Often abbreviated to TST, Tsim Sha Tsui is a major tourist metropolitan area in Hong Kong, the shopping haven for those from far and wide.  Famous for the plentiful renowned hotels such as The Peninsula, The Kowloon Hotel, InterContinental and the Sheraton Hotel to name just a few. Alongside, there is the breathtaking view of the Hong Kong skyline of Hong Kong Island seen from the Avenue of Stars. In general, it’s a tourist hotspot.

Image

Tsim Sha Tsui provides some of the biggest designer brands as part of its shopping haven (www.discoverhongkong.com) 

Within this active tourist district lies behind a home to nearly 300,000 and even has a number of elite properties such as neighboring Ho Man Tin as one of the latest developments to date known as Dunbar Place, with prices starting at £20 million. The underdog of TST has luxury prices in Kowloon outperforming those in the New Territories and on the Hong Kong Island, with residential prices rising by 1.5% based from research performed by Savills.

Luxury residential in TST includes The Masterpiece on Hanoi Road, The Arch at Kowloon Station and Sorrento on Austin Road as well as a number of serviced apartments available such as The Ascott, Gateway Apartments , Shama, Xin and Butterfly.

Image

The Masterpiece provides luxury residential towers over Tsim Sha Tsui with magnificent views over Hong Kong Island (above)Image

Along with The Arch (centre) next to International Commerce Centre in Kowloon as well as sleek modern towers of Sorrento to the right of The Arch (www.pbworld.com)

But as one of the most densely populated, tourist overload and a major transport core, not only is it incredibly convenient with the Hung Hom station running through, TST as well provides the China Ferry Terminal accessing the Mainland, the Star Ferry operating through the Victoria Harbour since 1888 and roads leading to the Hong Kong Island.

So are we saying that TST is the new place to live? Or the new place to invest?

Despite property prices being cheaper than those at Central and Mid-Levels on Hong Kong Island with prices per square foot costing approximately $10,000 and $20,000 for the higher end. Research by Colliers International suggest that due to the number of expatriates relocating to Hong Kong together with lower housing allowances provided for them, it seems sensible that there is a focus on leasing smaller units on the other side. For some that are subjected to rent out on lower housing budgets and downsizing their units, there is demand to seek cheaper residential districts within Hong Kong and yes, this can be found across the harbour at TST side.

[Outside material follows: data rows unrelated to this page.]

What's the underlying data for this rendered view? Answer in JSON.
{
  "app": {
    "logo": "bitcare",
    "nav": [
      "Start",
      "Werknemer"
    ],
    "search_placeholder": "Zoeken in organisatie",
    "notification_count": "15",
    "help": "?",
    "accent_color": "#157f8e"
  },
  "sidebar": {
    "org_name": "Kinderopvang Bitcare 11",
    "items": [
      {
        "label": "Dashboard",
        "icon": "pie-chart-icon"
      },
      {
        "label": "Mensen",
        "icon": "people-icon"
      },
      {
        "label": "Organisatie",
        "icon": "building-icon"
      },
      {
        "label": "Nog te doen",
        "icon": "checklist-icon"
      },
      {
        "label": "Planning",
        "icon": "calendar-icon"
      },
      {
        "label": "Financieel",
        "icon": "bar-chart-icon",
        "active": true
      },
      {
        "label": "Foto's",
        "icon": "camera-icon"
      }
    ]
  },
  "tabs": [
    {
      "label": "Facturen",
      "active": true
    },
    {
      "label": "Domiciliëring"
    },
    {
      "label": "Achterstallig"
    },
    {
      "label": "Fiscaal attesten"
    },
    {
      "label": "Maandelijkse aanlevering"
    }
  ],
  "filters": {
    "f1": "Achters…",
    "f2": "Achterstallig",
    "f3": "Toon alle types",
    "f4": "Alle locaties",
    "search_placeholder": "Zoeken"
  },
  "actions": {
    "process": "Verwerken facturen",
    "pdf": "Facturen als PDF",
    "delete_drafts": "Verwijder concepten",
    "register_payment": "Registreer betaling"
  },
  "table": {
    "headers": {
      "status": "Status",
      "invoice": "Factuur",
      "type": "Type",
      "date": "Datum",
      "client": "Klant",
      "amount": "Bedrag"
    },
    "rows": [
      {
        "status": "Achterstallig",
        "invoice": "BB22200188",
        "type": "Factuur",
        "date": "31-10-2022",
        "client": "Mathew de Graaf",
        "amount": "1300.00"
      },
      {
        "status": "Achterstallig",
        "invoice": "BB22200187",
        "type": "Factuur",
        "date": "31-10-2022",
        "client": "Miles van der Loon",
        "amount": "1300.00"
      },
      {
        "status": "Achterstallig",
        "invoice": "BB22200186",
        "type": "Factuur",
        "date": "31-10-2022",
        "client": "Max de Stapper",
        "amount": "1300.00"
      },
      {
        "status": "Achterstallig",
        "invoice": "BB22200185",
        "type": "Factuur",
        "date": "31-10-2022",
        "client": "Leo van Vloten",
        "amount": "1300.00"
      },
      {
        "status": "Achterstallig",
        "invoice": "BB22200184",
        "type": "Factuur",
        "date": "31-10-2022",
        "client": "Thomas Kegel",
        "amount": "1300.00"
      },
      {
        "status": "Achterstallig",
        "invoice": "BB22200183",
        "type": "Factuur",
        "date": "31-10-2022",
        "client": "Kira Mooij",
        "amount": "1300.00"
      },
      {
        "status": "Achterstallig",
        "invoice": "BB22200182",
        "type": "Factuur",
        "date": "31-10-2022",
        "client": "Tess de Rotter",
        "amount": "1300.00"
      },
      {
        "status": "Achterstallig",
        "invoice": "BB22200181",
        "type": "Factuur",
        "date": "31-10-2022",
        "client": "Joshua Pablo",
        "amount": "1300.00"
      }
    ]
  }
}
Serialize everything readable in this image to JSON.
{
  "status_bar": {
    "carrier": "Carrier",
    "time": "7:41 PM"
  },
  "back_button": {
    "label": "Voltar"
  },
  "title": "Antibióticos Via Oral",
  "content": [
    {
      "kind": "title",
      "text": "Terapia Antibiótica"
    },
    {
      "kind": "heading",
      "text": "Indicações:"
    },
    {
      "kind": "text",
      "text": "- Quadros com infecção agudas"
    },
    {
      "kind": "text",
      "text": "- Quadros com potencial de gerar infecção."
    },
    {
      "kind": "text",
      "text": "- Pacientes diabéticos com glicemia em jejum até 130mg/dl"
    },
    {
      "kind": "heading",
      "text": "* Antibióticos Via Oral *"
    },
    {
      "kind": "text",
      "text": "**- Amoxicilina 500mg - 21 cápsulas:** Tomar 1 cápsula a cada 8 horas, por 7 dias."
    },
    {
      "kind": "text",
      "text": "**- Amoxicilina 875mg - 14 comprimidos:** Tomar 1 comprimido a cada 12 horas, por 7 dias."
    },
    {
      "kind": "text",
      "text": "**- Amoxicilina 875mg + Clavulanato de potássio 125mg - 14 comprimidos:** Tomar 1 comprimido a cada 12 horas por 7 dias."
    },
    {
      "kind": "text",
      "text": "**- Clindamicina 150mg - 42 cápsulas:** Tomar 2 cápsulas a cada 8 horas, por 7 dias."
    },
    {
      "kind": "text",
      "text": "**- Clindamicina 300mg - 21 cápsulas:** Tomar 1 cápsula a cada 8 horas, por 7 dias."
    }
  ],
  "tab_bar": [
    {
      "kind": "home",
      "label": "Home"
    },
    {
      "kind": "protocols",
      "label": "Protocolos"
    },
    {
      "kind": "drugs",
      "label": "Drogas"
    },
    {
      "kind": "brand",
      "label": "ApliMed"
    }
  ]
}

However, perhaps the cheaper option to relocate on the other side becomes an incentive to trend the attraction to move over there for bigger space at lower prices. However, the question on everyone’s mind is: is it enough to experiment to leave the island?

Image

Is it enough to move away from this cluster on Hong Kong Island? What would you prefer? (www.headlineasia.com)

For more information on this article:

Website: http://www.iglu.com.hk

Email: vli@iglu.com.hk

Tel: +852 2581 1709

Iglu Property Consultants Limited

Suite B, 12th Floor

Tern Centre, Tower 2,

No. 251 Queen’s Road Central

Hong Kong

Follow

Get every new post delivered to your Inbox.

Join 328 other followers